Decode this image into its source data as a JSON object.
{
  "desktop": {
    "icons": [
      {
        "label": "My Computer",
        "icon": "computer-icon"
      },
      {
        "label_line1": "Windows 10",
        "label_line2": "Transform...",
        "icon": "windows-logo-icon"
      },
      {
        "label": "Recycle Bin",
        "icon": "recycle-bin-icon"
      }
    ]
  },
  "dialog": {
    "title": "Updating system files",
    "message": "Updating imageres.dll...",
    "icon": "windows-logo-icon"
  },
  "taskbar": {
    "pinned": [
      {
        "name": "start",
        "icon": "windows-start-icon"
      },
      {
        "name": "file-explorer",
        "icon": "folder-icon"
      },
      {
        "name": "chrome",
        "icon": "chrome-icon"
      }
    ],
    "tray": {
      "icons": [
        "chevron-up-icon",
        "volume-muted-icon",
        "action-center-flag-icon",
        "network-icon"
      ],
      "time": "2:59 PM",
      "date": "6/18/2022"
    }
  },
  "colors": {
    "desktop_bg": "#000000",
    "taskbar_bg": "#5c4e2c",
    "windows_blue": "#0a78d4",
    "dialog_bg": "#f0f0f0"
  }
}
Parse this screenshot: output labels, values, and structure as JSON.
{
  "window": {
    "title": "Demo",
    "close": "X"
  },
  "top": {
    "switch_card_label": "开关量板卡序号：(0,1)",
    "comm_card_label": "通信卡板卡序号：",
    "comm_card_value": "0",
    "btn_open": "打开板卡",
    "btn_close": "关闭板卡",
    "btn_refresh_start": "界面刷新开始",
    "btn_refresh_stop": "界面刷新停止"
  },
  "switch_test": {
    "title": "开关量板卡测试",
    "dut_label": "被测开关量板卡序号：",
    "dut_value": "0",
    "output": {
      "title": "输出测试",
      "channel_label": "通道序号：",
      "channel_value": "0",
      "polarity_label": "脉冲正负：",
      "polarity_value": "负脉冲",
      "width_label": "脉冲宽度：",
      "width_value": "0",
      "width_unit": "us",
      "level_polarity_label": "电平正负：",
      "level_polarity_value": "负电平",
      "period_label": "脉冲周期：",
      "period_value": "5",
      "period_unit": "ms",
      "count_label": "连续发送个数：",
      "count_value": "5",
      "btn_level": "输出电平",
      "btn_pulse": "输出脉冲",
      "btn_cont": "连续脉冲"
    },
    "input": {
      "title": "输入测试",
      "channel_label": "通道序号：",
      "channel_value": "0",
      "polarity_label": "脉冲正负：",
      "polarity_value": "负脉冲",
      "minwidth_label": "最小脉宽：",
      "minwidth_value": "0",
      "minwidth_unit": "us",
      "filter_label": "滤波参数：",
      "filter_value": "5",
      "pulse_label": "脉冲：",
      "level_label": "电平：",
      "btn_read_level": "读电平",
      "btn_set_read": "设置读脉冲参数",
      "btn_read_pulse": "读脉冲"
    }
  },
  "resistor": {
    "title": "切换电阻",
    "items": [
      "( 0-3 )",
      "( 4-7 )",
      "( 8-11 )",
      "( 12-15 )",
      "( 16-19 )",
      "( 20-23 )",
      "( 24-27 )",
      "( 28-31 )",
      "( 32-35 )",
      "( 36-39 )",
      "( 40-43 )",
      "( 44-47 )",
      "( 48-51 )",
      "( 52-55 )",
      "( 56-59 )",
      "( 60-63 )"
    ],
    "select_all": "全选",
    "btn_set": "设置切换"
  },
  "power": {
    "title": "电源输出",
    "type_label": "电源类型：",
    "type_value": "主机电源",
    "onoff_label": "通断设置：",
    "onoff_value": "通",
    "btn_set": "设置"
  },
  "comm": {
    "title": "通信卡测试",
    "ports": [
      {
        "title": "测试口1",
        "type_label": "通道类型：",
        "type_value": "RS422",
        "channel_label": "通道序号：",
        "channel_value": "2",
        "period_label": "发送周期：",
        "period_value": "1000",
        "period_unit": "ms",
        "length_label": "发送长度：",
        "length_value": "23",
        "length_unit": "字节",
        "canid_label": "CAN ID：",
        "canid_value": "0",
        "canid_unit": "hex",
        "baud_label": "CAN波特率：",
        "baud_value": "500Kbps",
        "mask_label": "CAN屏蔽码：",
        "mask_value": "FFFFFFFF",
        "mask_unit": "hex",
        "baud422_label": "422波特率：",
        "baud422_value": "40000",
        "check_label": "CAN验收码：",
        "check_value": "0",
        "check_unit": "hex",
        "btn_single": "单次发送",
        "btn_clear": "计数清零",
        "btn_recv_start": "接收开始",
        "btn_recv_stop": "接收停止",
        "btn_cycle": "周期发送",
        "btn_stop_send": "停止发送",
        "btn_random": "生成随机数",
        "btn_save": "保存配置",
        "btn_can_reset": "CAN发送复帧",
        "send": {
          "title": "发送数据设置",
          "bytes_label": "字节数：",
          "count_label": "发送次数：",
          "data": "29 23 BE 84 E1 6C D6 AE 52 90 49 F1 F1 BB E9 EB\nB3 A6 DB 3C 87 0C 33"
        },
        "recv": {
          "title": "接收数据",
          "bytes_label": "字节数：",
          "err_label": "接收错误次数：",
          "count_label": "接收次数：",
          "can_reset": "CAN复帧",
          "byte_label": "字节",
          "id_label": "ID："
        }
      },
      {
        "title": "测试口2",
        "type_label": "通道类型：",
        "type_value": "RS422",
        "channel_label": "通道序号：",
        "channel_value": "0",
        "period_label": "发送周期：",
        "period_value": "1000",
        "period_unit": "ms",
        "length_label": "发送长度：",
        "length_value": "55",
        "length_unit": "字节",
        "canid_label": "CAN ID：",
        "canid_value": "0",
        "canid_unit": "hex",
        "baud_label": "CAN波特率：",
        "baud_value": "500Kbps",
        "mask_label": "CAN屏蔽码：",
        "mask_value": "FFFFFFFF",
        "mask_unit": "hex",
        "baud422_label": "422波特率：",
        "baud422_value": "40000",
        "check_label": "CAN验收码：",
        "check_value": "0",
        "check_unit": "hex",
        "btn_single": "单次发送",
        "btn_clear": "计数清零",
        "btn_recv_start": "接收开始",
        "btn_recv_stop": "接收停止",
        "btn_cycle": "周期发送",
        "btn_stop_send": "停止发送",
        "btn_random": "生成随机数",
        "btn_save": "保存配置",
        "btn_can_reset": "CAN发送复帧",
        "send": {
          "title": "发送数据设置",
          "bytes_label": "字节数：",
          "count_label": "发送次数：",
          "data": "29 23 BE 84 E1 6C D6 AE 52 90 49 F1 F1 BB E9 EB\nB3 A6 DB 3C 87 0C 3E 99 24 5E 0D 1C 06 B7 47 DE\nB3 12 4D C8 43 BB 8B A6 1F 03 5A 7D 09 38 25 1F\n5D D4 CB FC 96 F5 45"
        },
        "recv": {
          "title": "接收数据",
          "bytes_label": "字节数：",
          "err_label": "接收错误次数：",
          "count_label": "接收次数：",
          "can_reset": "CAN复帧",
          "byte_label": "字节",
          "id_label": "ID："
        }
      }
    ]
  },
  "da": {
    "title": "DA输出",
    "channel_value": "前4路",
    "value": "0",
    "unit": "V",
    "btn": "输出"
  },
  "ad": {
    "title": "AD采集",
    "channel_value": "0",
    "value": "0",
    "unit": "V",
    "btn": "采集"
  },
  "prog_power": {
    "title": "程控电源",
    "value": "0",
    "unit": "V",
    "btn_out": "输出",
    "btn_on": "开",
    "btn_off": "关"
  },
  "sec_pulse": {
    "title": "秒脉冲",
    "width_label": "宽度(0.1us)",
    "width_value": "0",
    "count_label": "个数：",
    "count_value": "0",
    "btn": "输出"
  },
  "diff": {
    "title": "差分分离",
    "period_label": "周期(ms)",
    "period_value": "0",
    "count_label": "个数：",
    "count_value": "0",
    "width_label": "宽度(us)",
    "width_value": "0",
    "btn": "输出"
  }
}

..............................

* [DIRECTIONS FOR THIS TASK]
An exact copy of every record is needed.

* [RESPONSE TO THIS TASK]
Decode this image into its source data as a JSON object.
{
  "desktop": {
    "icons": [
      {
        "label": "My Computer",
        "icon": "computer-icon"
      },
      {
        "label_line1": "Windows 10",
        "label_line2": "Transform...",
        "icon": "windows-logo-icon"
      },
      {
        "label": "Recycle Bin",
        "icon": "recycle-bin-icon"
      }
    ]
  },
  "dialog": {
    "title": "Updating system files",
    "message": "Updating imageres.dll...",
    "icon": "windows-logo-icon"
  },
  "taskbar": {
    "pinned": [
      {
        "name": "start",
        "icon": "windows-start-icon"
      },
      {
        "name": "file-explorer",
        "icon": "folder-icon"
      },
      {
        "name": "chrome",
        "icon": "chrome-icon"
      }
    ],
    "tray": {
      "icons": [
        "chevron-up-icon",
        "volume-muted-icon",
        "action-center-flag-icon",
        "network-icon"
      ],
      "time": "2:59 PM",
      "date": "6/18/2022"
    }
  },
  "colors": {
    "desktop_bg": "#000000",
    "taskbar_bg": "#5c4e2c",
    "windows_blue": "#0a78d4",
    "dialog_bg": "#f0f0f0"
  }
}
Parse this screenshot: output labels, values, and structure as JSON.
{
  "window": {
    "title": "Demo",
    "close": "X"
  },
  "top": {
    "switch_card_label": "开关量板卡序号：(0,1)",
    "comm_card_label": "通信卡板卡序号：",
    "comm_card_value": "0",
    "btn_open": "打开板卡",
    "btn_close": "关闭板卡",
    "btn_refresh_start": "界面刷新开始",
    "btn_refresh_stop": "界面刷新停止"
  },
  "switch_test": {
    "title": "开关量板卡测试",
    "dut_label": "被测开关量板卡序号：",
    "dut_value": "0",
    "output": {
      "title": "输出测试",
      "channel_label": "通道序号：",
      "channel_value": "0",
      "polarity_label": "脉冲正负：",
      "polarity_value": "负脉冲",
      "width_label": "脉冲宽度：",
      "width_value": "0",
      "width_unit": "us",
      "level_polarity_label": "电平正负：",
      "level_polarity_value": "负电平",
      "period_label": "脉冲周期：",
      "period_value": "5",
      "period_unit": "ms",
      "count_label": "连续发送个数：",
      "count_value": "5",
      "btn_level": "输出电平",
      "btn_pulse": "输出脉冲",
      "btn_cont": "连续脉冲"
    },
    "input": {
      "title": "输入测试",
      "channel_label": "通道序号：",
      "channel_value": "0",
      "polarity_label": "脉冲正负：",
      "polarity_value": "负脉冲",
      "minwidth_label": "最小脉宽：",
      "minwidth_value": "0",
      "minwidth_unit": "us",
      "filter_label": "滤波参数：",
      "filter_value": "5",
      "pulse_label": "脉冲：",
      "level_label": "电平：",
      "btn_read_level": "读电平",
      "btn_set_read": "设置读脉冲参数",
      "btn_read_pulse": "读脉冲"
    }
  },
  "resistor": {
    "title": "切换电阻",
    "items": [
      "( 0-3 )",
      "( 4-7 )",
      "( 8-11 )",
      "( 12-15 )",
      "( 16-19 )",
      "( 20-23 )",
      "( 24-27 )",
      "( 28-31 )",
      "( 32-35 )",
      "( 36-39 )",
      "( 40-43 )",
      "( 44-47 )",
      "( 48-51 )",
      "( 52-55 )",
      "( 56-59 )",
      "( 60-63 )"
    ],
    "select_all": "全选",
    "btn_set": "设置切换"
  },
  "power": {
    "title": "电源输出",
    "type_label": "电源类型：",
    "type_value": "主机电源",
    "onoff_label": "通断设置：",
    "onoff_value": "通",
    "btn_set": "设置"
  },
  "comm": {
    "title": "通信卡测试",
    "ports": [
      {
        "title": "测试口1",
        "type_label": "通道类型：",
        "type_value": "RS422",
        "channel_label": "通道序号：",
        "channel_value": "2",
        "period_label": "发送周期：",
        "period_value": "1000",
        "period_unit": "ms",
        "length_label": "发送长度：",
        "length_value": "23",
        "length_unit": "字节",
        "canid_label": "CAN ID：",
        "canid_value": "0",
        "canid_unit": "hex",
        "baud_label": "CAN波特率：",
        "baud_value": "500Kbps",
        "mask_label": "CAN屏蔽码：",
        "mask_value": "FFFFFFFF",
        "mask_unit": "hex",
        "baud422_label": "422波特率：",
        "baud422_value": "40000",
        "check_label": "CAN验收码：",
        "check_value": "0",
        "check_unit": "hex",
        "btn_single": "单次发送",
        "btn_clear": "计数清零",
        "btn_recv_start": "接收开始",
        "btn_recv_stop": "接收停止",
        "btn_cycle": "周期发送",
        "btn_stop_send": "停止发送",
        "btn_random": "生成随机数",
        "btn_save": "保存配置",
        "btn_can_reset": "CAN发送复帧",
        "send": {
          "title": "发送数据设置",
          "bytes_label": "字节数：",
          "count_label": "发送次数：",
          "data": "29 23 BE 84 E1 6C D6 AE 52 90 49 F1 F1 BB E9 EB\nB3 A6 DB 3C 87 0C 33"
        },
        "recv": {
          "title": "接收数据",
          "bytes_label": "字节数：",
          "err_label": "接收错误次数：",
          "count_label": "接收次数：",
          "can_reset": "CAN复帧",
          "byte_label": "字节",
          "id_label": "ID："
        }
      },
      {
        "title": "测试口2",
        "type_label": "通道类型：",
        "type_value": "RS422",
        "channel_label": "通道序号：",
        "channel_value": "0",
        "period_label": "发送周期：",
        "period_value": "1000",
        "period_unit": "ms",
        "length_label": "发送长度：",
        "length_value": "55",
        "length_unit": "字节",
        "canid_label": "CAN ID：",
        "canid_value": "0",
        "canid_unit": "hex",
        "baud_label": "CAN波特率：",
        "baud_value": "500Kbps",
        "mask_label": "CAN屏蔽码：",
        "mask_value": "FFFFFFFF",
        "mask_unit": "hex",
        "baud422_label": "422波特率：",
        "baud422_value": "40000",
        "check_label": "CAN验收码：",
        "check_value": "0",
        "check_unit": "hex",
        "btn_single": "单次发送",
        "btn_clear": "计数清零",
        "btn_recv_start": "接收开始",
        "btn_recv_stop": "接收停止",
        "btn_cycle": "周期发送",
        "btn_stop_send": "停止发送",
        "btn_random": "生成随机数",
        "btn_save": "保存配置",
        "btn_can_reset": "CAN发送复帧",
        "send": {
          "title": "发送数据设置",
          "bytes_label": "字节数：",
          "count_label": "发送次数：",
          "data": "29 23 BE 84 E1 6C D6 AE 52 90 49 F1 F1 BB E9 EB\nB3 A6 DB 3C 87 0C 3E 99 24 5E 0D 1C 06 B7 47 DE\nB3 12 4D C8 43 BB 8B A6 1F 03 5A 7D 09 38 25 1F\n5D D4 CB FC 96 F5 45"
        },
        "recv": {
          "title": "接收数据",
          "bytes_label": "字节数：",
          "err_label": "接收错误次数：",
          "count_label": "接收次数：",
          "can_reset": "CAN复帧",
          "byte_label": "字节",
          "id_label": "ID："
        }
      }
    ]
  },
  "da": {
    "title": "DA输出",
    "channel_value": "前4路",
    "value": "0",
    "unit": "V",
    "btn": "输出"
  },
  "ad": {
    "title": "AD采集",
    "channel_value": "0",
    "value": "0",
    "unit": "V",
    "btn": "采集"
  },
  "prog_power": {
    "title": "程控电源",
    "value": "0",
    "unit": "V",
    "btn_out": "输出",
    "btn_on": "开",
    "btn_off": "关"
  },
  "sec_pulse": {
    "title": "秒脉冲",
    "width_label": "宽度(0.1us)",
    "width_value": "0",
    "count_label": "个数：",
    "count_value": "0",
    "btn": "输出"
  },
  "diff": {
    "title": "差分分离",
    "period_label": "周期(ms)",
    "period_value": "0",
    "count_label": "个数：",
    "count_value": "0",
    "width_label": "宽度(us)",
    "width_value": "0",
    "btn": "输出"
  }
}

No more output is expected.